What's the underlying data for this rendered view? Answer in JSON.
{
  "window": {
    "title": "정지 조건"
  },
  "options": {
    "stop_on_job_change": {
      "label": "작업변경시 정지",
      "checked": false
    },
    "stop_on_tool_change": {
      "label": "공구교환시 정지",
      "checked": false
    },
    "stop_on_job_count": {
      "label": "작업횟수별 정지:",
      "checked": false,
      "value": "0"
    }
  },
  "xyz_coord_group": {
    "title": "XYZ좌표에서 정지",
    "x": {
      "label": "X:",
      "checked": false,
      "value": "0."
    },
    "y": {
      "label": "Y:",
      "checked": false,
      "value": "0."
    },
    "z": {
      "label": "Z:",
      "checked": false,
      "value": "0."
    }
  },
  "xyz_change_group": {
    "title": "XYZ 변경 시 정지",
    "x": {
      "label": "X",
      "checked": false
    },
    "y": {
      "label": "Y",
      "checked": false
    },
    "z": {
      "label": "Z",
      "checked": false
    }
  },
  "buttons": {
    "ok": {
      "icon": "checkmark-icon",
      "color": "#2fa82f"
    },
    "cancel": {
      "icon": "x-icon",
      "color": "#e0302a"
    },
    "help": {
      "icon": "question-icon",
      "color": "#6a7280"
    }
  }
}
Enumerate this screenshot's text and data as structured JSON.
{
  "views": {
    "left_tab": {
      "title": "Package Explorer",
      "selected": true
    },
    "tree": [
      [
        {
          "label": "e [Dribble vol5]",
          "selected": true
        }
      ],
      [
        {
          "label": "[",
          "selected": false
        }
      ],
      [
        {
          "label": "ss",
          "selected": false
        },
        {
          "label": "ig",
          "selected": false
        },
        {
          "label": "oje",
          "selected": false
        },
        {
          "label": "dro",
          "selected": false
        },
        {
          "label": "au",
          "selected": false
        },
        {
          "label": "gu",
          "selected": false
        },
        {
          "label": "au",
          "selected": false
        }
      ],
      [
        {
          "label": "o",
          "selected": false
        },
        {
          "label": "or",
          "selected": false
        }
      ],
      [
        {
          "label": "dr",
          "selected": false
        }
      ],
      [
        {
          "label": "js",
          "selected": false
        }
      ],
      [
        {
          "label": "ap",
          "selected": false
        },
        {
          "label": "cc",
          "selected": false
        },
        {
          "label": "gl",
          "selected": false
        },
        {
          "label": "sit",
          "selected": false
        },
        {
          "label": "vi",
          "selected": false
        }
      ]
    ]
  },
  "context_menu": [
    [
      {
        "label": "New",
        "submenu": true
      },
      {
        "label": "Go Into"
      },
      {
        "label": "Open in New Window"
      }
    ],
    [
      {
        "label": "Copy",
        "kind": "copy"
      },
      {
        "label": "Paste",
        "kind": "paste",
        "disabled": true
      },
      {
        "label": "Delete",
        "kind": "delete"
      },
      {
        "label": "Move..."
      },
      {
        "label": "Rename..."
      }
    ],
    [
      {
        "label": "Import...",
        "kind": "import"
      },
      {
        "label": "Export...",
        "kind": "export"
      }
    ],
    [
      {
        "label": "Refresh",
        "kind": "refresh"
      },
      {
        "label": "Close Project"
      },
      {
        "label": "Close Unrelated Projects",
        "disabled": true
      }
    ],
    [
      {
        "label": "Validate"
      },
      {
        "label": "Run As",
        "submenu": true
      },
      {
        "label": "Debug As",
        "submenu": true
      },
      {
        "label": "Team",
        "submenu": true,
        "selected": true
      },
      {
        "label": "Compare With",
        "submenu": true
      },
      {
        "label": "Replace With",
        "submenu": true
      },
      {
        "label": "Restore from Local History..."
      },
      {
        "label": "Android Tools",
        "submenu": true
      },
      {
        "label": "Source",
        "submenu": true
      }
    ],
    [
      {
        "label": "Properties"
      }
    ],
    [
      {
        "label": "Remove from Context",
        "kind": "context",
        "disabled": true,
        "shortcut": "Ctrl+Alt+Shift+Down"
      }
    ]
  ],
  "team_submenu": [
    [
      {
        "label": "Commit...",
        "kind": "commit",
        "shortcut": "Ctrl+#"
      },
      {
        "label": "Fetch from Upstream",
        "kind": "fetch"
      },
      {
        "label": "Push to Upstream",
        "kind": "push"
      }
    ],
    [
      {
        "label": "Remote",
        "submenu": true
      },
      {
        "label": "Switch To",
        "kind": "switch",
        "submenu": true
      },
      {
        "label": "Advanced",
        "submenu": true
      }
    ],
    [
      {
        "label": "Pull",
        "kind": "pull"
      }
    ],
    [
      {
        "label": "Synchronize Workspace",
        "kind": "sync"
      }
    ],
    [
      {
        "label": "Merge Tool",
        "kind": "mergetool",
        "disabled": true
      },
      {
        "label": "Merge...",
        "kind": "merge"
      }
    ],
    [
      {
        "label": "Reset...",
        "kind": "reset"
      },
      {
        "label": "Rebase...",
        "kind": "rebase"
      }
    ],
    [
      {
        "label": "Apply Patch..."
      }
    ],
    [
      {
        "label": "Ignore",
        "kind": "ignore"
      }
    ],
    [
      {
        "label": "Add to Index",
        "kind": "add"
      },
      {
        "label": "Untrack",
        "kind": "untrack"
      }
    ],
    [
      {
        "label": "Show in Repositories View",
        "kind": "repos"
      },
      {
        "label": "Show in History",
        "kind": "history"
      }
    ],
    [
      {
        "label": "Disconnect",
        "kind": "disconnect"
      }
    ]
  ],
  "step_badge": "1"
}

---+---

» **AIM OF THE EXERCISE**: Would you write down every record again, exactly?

» **WRITTEN ANSWER**:
What's the underlying data for this rendered view? Answer in JSON.
{
  "window": {
    "title": "정지 조건"
  },
  "options": {
    "stop_on_job_change": {
      "label": "작업변경시 정지",
      "checked": false
    },
    "stop_on_tool_change": {
      "label": "공구교환시 정지",
      "checked": false
    },
    "stop_on_job_count": {
      "label": "작업횟수별 정지:",
      "checked": false,
      "value": "0"
    }
  },
  "xyz_coord_group": {
    "title": "XYZ좌표에서 정지",
    "x": {
      "label": "X:",
      "checked": false,
      "value": "0."
    },
    "y": {
      "label": "Y:",
      "checked": false,
      "value": "0."
    },
    "z": {
      "label": "Z:",
      "checked": false,
      "value": "0."
    }
  },
  "xyz_change_group": {
    "title": "XYZ 변경 시 정지",
    "x": {
      "label": "X",
      "checked": false
    },
    "y": {
      "label": "Y",
      "checked": false
    },
    "z": {
      "label": "Z",
      "checked": false
    }
  },
  "buttons": {
    "ok": {
      "icon": "checkmark-icon",
      "color": "#2fa82f"
    },
    "cancel": {
      "icon": "x-icon",
      "color": "#e0302a"
    },
    "help": {
      "icon": "question-icon",
      "color": "#6a7280"
    }
  }
}
Enumerate this screenshot's text and data as structured JSON.
{
  "views": {
    "left_tab": {
      "title": "Package Explorer",
      "selected": true
    },
    "tree": [
      [
        {
          "label": "e [Dribble vol5]",
          "selected": true
        }
      ],
      [
        {
          "label": "[",
          "selected": false
        }
      ],
      [
        {
          "label": "ss",
          "selected": false
        },
        {
          "label": "ig",
          "selected": false
        },
        {
          "label": "oje",
          "selected": false
        },
        {
          "label": "dro",
          "selected": false
        },
        {
          "label": "au",
          "selected": false
        },
        {
          "label": "gu",
          "selected": false
        },
        {
          "label": "au",
          "selected": false
        }
      ],
      [
        {
          "label": "o",
          "selected": false
        },
        {
          "label": "or",
          "selected": false
        }
      ],
      [
        {
          "label": "dr",
          "selected": false
        }
      ],
      [
        {
          "label": "js",
          "selected": false
        }
      ],
      [
        {
          "label": "ap",
          "selected": false
        },
        {
          "label": "cc",
          "selected": false
        },
        {
          "label": "gl",
          "selected": false
        },
        {
          "label": "sit",
          "selected": false
        },
        {
          "label": "vi",
          "selected": false
        }
      ]
    ]
  },
  "context_menu": [
    [
      {
        "label": "New",
        "submenu": true
      },
      {
        "label": "Go Into"
      },
      {
        "label": "Open in New Window"
      }
    ],
    [
      {
        "label": "Copy",
        "kind": "copy"
      },
      {
        "label": "Paste",
        "kind": "paste",
        "disabled": true
      },
      {
        "label": "Delete",
        "kind": "delete"
      },
      {
        "label": "Move..."
      },
      {
        "label": "Rename..."
      }
    ],
    [
      {
        "label": "Import...",
        "kind": "import"
      },
      {
        "label": "Export...",
        "kind": "export"
      }
    ],
    [
      {
        "label": "Refresh",
        "kind": "refresh"
      },
      {
        "label": "Close Project"
      },
      {
        "label": "Close Unrelated Projects",
        "disabled": true
      }
    ],
    [
      {
        "label": "Validate"
      },
      {
        "label": "Run As",
        "submenu": true
      },
      {
        "label": "Debug As",
        "submenu": true
      },
      {
        "label": "Team",
        "submenu": true,
        "selected": true
      },
      {
        "label": "Compare With",
        "submenu": true
      },
      {
        "label": "Replace With",
        "submenu": true
      },
      {
        "label": "Restore from Local History..."
      },
      {
        "label": "Android Tools",
        "submenu": true
      },
      {
        "label": "Source",
        "submenu": true
      }
    ],
    [
      {
        "label": "Properties"
      }
    ],
    [
      {
        "label": "Remove from Context",
        "kind": "context",
        "disabled": true,
        "shortcut": "Ctrl+Alt+Shift+Down"
      }
    ]
  ],
  "team_submenu": [
    [
      {
        "label": "Commit...",
        "kind": "commit",
        "shortcut": "Ctrl+#"
      },
      {
        "label": "Fetch from Upstream",
        "kind": "fetch"
      },
      {
        "label": "Push to Upstream",
        "kind": "push"
      }
    ],
    [
      {
        "label": "Remote",
        "submenu": true
      },
      {
        "label": "Switch To",
        "kind": "switch",
        "submenu": true
      },
      {
        "label": "Advanced",
        "submenu": true
      }
    ],
    [
      {
        "label": "Pull",
        "kind": "pull"
      }
    ],
    [
      {
        "label": "Synchronize Workspace",
        "kind": "sync"
      }
    ],
    [
      {
        "label": "Merge Tool",
        "kind": "mergetool",
        "disabled": true
      },
      {
        "label": "Merge...",
        "kind": "merge"
      }
    ],
    [
      {
        "label": "Reset...",
        "kind": "reset"
      },
      {
        "label": "Rebase...",
        "kind": "rebase"
      }
    ],
    [
      {
        "label": "Apply Patch..."
      }
    ],
    [
      {
        "label": "Ignore",
        "kind": "ignore"
      }
    ],
    [
      {
        "label": "Add to Index",
        "kind": "add"
      },
      {
        "label": "Untrack",
        "kind": "untrack"
      }
    ],
    [
      {
        "label": "Show in Repositories View",
        "kind": "repos"
      },
      {
        "label": "Show in History",
        "kind": "history"
      }
    ],
    [
      {
        "label": "Disconnect",
        "kind": "disconnect"
      }
    ]
  ],
  "step_badge": "1"
}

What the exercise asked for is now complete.